[Source records]
····················

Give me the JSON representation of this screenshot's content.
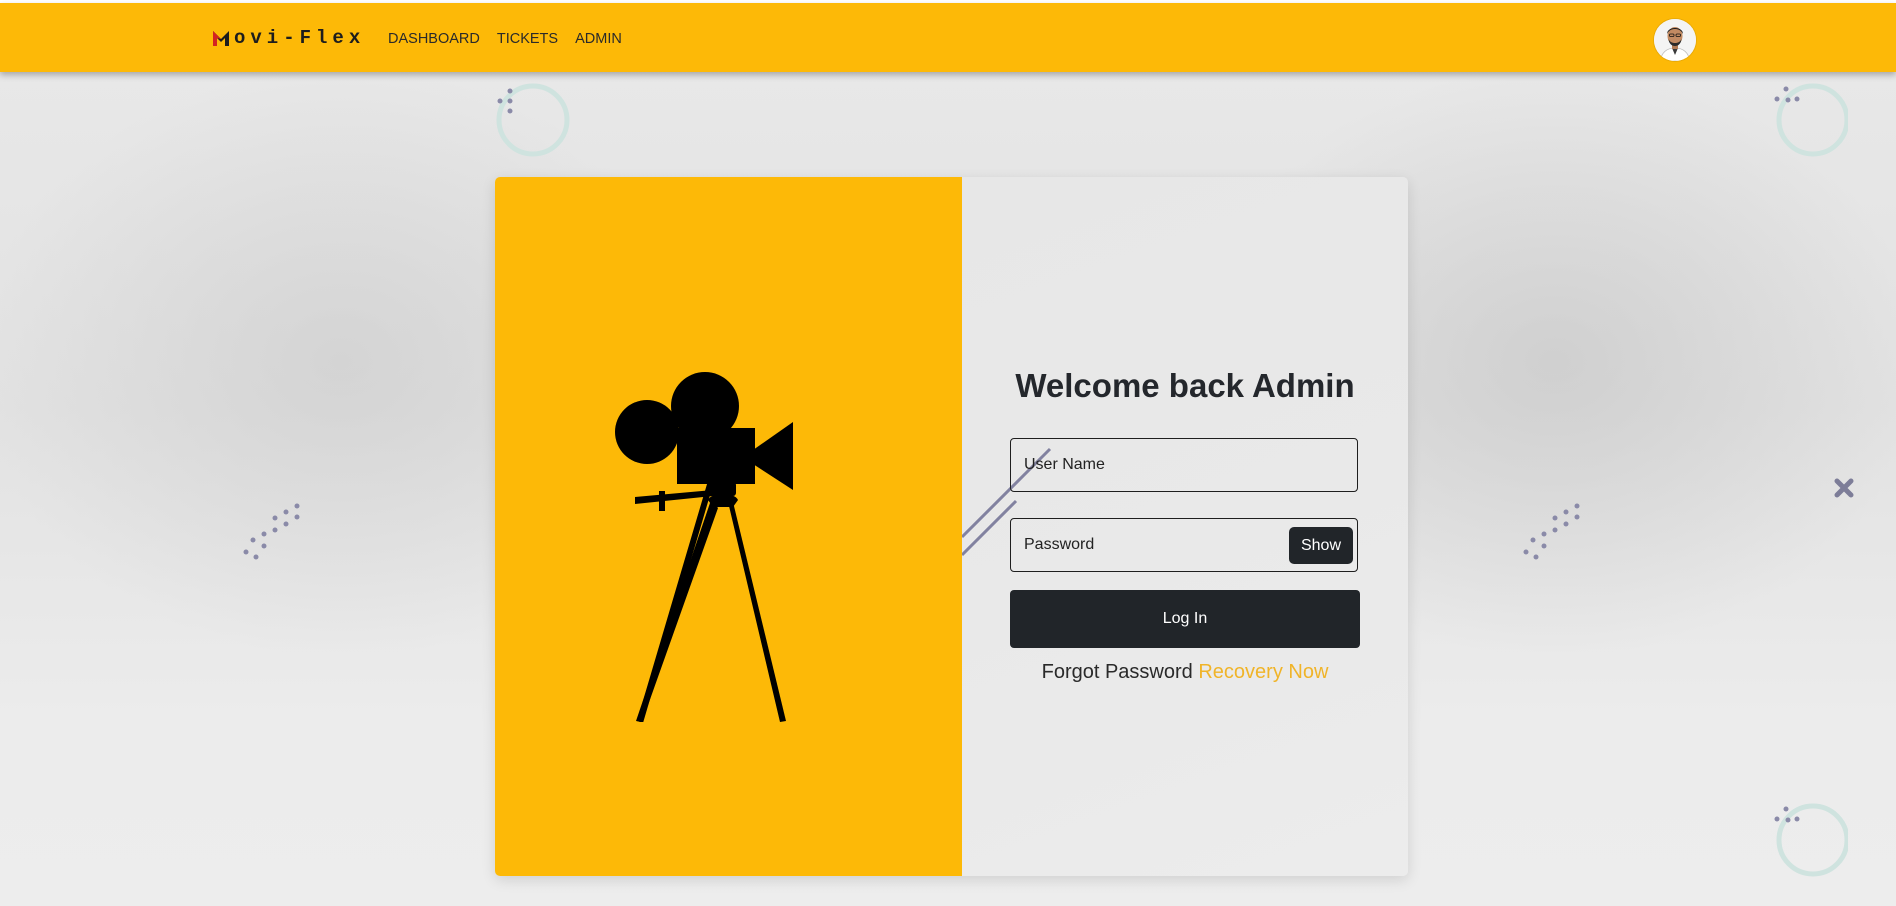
{
  "navbar": {
    "brand": "ovi-Flex",
    "links": [
      "DASHBOARD",
      "TICKETS",
      "ADMIN"
    ],
    "avatar_icon": "user-avatar",
    "color": "#fdb907"
  },
  "login": {
    "title": "Welcome back Admin",
    "username_placeholder": "User Name",
    "password_placeholder": "Password",
    "show_label": "Show",
    "login_label": "Log In",
    "forgot_text": "Forgot Password",
    "recovery_link": "Recovery Now"
  },
  "illustration": {
    "icon": "movie-camera-tripod-icon"
  },
  "theme": {
    "accent": "#fdb907",
    "dark_button": "#212529",
    "link_color": "#f0b429"
  }
}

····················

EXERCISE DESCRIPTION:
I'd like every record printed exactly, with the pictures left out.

WRITTEN ANSWER:
Give me the JSON representation of this screenshot's content.
{
  "navbar": {
    "brand": "ovi-Flex",
    "links": [
      "DASHBOARD",
      "TICKETS",
      "ADMIN"
    ],
    "avatar_icon": "user-avatar",
    "color": "#fdb907"
  },
  "login": {
    "title": "Welcome back Admin",
    "username_placeholder": "User Name",
    "password_placeholder": "Password",
    "show_label": "Show",
    "login_label": "Log In",
    "forgot_text": "Forgot Password",
    "recovery_link": "Recovery Now"
  },
  "illustration": {
    "icon": "movie-camera-tripod-icon"
  },
  "theme": {
    "accent": "#fdb907",
    "dark_button": "#212529",
    "link_color": "#f0b429"
  }
}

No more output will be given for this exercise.